*Problem to solve:* Please report, as a single number, how many lines in the entries include the string "gusta".

Recorded data:
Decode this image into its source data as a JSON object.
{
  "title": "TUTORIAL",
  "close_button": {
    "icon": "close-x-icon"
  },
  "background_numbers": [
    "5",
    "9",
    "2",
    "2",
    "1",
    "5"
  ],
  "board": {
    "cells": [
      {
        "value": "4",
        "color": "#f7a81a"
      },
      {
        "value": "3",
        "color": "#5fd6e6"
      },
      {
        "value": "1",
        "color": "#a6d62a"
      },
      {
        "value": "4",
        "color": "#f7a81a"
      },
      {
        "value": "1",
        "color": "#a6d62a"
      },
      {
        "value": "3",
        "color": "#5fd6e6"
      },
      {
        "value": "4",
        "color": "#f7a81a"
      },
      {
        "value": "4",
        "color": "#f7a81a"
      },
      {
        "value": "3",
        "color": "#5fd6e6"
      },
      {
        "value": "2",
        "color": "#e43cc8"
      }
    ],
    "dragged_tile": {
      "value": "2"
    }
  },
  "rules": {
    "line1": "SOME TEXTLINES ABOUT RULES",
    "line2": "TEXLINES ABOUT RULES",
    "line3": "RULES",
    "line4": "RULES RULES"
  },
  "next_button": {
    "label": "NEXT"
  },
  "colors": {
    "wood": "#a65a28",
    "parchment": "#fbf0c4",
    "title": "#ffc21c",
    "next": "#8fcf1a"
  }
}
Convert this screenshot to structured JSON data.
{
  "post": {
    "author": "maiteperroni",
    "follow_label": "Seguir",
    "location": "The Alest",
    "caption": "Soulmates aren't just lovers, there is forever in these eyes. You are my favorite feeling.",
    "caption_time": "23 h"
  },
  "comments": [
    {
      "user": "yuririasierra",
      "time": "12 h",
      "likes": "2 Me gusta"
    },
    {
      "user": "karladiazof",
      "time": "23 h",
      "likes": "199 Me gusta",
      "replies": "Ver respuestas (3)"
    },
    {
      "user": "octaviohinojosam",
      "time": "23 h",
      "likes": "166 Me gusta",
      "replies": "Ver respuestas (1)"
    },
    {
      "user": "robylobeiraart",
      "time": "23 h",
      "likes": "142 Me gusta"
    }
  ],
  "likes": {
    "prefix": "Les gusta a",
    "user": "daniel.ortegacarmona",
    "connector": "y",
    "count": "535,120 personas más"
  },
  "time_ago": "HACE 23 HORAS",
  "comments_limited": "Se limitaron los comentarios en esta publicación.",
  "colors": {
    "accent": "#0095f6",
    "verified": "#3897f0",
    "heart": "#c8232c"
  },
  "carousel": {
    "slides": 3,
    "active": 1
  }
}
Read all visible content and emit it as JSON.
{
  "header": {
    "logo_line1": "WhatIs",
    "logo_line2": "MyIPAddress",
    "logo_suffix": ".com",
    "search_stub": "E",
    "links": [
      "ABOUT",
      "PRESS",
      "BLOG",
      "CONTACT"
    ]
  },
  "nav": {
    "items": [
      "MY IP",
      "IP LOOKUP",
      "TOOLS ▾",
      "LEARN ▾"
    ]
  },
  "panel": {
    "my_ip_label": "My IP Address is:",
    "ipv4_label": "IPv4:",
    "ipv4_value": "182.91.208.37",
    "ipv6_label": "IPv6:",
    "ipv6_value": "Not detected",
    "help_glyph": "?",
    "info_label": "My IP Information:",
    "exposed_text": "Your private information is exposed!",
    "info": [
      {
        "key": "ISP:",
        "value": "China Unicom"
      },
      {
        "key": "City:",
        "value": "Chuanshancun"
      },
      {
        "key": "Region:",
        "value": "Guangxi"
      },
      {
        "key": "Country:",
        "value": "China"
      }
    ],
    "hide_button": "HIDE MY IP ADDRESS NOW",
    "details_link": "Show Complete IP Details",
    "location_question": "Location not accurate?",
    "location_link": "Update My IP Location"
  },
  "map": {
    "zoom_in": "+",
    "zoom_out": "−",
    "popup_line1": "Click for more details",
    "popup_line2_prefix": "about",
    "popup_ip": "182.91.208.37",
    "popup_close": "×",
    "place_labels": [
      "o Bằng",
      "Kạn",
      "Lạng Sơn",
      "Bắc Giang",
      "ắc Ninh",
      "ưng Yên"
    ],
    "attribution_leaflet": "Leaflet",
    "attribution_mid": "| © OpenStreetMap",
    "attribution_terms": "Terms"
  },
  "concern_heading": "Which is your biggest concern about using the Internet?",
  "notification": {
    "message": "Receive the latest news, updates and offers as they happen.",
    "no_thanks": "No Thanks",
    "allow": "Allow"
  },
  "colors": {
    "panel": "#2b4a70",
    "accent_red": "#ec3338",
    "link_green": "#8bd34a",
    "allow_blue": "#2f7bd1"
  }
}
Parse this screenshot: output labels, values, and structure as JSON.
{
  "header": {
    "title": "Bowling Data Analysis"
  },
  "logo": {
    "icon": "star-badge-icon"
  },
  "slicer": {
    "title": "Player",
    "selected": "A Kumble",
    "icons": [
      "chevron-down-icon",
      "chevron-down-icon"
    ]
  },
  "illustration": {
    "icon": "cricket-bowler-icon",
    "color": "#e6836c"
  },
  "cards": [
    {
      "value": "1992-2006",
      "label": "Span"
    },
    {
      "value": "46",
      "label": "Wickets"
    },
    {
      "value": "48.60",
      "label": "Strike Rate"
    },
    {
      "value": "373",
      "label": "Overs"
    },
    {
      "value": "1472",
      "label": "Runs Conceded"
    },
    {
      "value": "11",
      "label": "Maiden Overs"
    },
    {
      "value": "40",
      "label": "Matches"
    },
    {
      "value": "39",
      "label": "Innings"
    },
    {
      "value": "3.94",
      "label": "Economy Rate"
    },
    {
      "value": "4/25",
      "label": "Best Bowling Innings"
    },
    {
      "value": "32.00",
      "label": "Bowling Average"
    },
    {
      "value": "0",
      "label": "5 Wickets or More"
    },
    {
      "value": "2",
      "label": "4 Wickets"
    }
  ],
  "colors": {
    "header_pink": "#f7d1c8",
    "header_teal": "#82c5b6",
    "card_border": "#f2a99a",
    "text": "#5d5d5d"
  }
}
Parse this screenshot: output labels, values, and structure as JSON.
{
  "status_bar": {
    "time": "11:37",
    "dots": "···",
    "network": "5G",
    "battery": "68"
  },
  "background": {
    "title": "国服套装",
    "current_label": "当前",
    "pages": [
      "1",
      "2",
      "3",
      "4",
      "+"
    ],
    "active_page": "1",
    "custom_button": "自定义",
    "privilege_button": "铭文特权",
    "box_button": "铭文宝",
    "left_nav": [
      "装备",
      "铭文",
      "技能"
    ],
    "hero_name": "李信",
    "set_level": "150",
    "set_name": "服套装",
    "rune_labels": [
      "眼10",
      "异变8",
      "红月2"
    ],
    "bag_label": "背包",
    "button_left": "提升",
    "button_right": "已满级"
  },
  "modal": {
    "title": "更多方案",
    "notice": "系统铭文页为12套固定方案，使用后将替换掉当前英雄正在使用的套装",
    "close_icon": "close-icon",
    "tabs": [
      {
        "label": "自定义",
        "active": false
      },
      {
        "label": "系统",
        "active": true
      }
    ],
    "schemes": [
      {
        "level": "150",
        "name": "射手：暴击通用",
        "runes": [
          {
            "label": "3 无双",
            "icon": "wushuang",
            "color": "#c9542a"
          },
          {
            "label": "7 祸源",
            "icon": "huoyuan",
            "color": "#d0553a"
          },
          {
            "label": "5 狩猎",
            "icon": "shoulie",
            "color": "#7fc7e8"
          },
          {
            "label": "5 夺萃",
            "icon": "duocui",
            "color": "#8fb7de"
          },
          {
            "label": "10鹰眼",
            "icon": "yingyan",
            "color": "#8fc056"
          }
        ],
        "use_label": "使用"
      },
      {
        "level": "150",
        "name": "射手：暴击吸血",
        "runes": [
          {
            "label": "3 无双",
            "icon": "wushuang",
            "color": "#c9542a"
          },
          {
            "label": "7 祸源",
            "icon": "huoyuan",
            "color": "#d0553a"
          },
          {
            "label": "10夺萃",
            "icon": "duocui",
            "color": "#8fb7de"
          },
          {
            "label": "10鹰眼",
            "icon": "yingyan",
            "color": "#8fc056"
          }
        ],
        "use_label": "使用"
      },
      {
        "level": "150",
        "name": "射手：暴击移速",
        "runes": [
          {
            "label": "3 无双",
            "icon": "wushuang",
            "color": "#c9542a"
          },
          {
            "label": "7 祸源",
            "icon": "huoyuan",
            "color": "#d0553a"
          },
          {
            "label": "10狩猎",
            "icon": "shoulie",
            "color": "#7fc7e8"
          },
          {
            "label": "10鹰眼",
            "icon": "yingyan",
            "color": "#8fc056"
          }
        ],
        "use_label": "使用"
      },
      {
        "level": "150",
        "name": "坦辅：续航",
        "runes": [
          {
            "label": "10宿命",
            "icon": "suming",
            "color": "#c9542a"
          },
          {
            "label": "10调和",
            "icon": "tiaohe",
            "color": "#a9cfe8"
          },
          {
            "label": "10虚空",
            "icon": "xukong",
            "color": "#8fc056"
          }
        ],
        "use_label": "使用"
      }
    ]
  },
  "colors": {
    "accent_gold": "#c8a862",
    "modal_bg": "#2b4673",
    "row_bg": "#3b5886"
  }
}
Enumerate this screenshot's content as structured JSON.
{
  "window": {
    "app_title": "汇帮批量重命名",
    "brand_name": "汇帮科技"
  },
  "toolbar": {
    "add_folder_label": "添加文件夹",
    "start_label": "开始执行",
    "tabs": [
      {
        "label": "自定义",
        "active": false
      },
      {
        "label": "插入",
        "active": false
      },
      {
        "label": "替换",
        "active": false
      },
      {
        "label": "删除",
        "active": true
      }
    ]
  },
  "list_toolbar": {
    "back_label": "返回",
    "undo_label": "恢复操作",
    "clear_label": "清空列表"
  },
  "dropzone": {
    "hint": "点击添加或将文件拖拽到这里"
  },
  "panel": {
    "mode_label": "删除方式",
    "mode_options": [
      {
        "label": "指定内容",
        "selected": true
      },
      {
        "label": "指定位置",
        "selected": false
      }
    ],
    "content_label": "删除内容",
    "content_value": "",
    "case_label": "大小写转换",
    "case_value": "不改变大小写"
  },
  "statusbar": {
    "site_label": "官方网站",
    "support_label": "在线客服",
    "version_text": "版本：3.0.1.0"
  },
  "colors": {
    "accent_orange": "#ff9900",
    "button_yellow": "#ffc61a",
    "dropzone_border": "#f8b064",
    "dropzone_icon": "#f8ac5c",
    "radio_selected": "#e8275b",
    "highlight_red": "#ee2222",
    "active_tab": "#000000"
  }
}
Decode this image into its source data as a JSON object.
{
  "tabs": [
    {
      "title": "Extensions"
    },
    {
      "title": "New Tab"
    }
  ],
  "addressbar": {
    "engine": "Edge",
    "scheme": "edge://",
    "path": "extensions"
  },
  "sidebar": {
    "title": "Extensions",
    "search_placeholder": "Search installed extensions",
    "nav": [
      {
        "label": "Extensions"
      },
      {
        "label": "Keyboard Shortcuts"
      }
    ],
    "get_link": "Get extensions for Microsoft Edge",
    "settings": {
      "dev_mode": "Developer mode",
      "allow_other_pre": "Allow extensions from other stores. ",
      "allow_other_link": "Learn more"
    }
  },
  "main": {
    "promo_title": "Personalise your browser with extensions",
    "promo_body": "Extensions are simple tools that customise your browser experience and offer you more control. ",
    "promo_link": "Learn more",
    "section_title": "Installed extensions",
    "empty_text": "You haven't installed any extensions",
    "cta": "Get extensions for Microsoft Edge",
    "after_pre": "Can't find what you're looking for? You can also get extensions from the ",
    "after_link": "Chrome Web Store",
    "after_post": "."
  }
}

*Output of the task:* 5